▶ **EXERCISE**
Where in the records does the word "will" appear? Copy each line that holds it.
━━━ EXTRACTED DATA ━━━
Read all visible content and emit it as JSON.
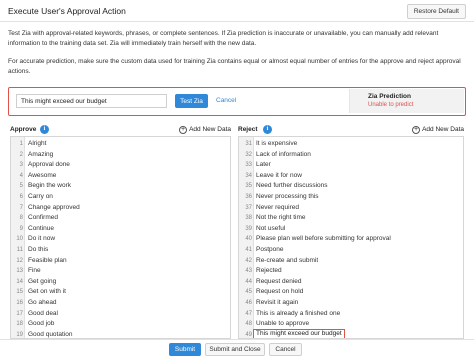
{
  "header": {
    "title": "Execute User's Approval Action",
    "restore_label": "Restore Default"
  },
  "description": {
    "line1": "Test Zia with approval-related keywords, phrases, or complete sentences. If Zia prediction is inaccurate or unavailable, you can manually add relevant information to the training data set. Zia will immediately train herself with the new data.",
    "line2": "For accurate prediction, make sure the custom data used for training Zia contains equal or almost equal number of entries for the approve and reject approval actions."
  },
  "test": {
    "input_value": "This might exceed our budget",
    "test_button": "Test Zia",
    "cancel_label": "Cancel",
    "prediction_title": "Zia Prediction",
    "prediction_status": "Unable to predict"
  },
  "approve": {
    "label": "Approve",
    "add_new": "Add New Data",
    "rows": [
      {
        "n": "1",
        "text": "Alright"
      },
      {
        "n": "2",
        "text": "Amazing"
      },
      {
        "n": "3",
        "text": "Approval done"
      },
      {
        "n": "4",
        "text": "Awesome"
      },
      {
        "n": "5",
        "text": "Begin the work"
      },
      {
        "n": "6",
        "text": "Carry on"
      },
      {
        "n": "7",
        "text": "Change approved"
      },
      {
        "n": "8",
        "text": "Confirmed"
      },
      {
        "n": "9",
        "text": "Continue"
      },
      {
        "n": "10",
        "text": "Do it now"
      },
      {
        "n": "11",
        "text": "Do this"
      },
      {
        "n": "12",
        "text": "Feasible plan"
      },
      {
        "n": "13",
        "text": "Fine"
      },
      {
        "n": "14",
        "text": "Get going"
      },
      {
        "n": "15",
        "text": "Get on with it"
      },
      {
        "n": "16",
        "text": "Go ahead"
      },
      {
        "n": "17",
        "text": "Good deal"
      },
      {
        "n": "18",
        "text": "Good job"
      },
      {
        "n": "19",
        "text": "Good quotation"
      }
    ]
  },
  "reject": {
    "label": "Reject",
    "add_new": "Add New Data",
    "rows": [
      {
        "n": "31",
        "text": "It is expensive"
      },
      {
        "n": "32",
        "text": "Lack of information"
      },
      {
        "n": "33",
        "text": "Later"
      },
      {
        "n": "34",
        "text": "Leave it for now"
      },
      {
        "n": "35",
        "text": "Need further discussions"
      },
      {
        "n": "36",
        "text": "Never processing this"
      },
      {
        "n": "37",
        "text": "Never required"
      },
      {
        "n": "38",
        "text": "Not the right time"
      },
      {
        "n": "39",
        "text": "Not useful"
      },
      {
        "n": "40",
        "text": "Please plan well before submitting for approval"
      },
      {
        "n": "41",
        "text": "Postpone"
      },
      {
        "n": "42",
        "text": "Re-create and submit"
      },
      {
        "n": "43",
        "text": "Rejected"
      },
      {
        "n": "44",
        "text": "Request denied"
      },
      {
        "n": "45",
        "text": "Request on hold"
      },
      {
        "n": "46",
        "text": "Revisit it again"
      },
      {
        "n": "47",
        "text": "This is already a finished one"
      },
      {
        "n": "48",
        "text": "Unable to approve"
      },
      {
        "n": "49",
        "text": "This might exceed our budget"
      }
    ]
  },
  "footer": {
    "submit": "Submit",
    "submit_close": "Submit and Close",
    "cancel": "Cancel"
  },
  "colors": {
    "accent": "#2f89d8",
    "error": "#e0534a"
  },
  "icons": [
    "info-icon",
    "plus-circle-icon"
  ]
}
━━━
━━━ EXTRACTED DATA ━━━
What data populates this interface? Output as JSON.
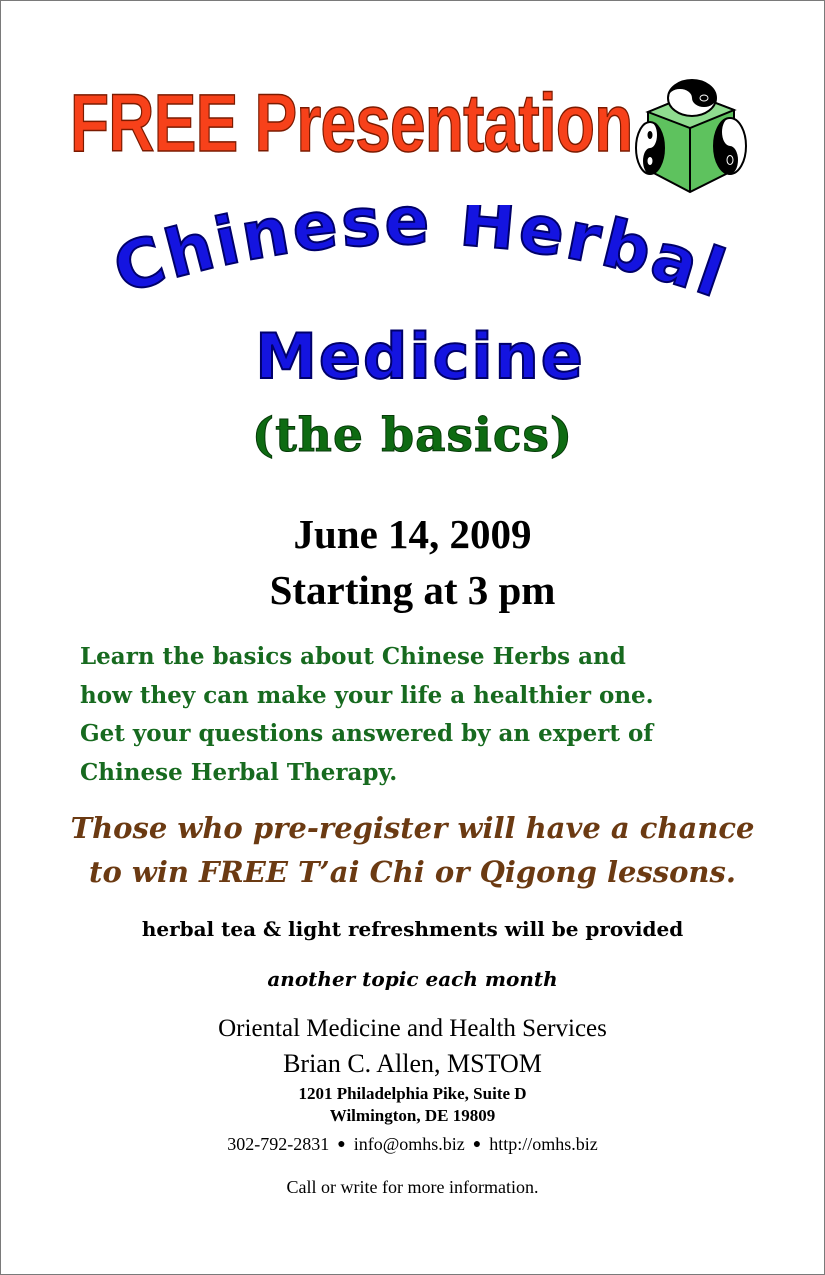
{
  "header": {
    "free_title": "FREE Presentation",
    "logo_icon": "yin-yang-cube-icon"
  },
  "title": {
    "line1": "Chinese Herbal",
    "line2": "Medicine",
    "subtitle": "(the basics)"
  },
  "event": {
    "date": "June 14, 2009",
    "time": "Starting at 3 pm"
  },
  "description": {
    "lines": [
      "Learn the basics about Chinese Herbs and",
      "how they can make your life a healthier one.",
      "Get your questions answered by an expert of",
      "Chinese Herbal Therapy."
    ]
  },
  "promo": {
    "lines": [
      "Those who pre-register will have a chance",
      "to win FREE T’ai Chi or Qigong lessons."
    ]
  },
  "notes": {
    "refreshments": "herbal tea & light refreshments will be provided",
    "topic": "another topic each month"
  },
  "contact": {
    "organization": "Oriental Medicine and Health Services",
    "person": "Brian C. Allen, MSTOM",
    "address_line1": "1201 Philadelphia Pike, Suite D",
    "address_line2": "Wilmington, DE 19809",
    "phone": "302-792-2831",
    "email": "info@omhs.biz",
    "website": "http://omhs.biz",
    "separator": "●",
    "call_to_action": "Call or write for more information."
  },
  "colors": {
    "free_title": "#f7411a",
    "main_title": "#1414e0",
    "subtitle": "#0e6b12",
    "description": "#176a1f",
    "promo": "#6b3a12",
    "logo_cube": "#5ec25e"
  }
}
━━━
▶ **REPLY**
    "line1": "Test Zia with approval-related keywords, phrases, or complete sentences. If Zia prediction is inaccurate or unavailable, you can manually add relevant information to the training data set. Zia will immediately train herself with the new data.",
      "Those who pre-register will have a chance",
    "refreshments": "herbal tea & light refreshments will be provided",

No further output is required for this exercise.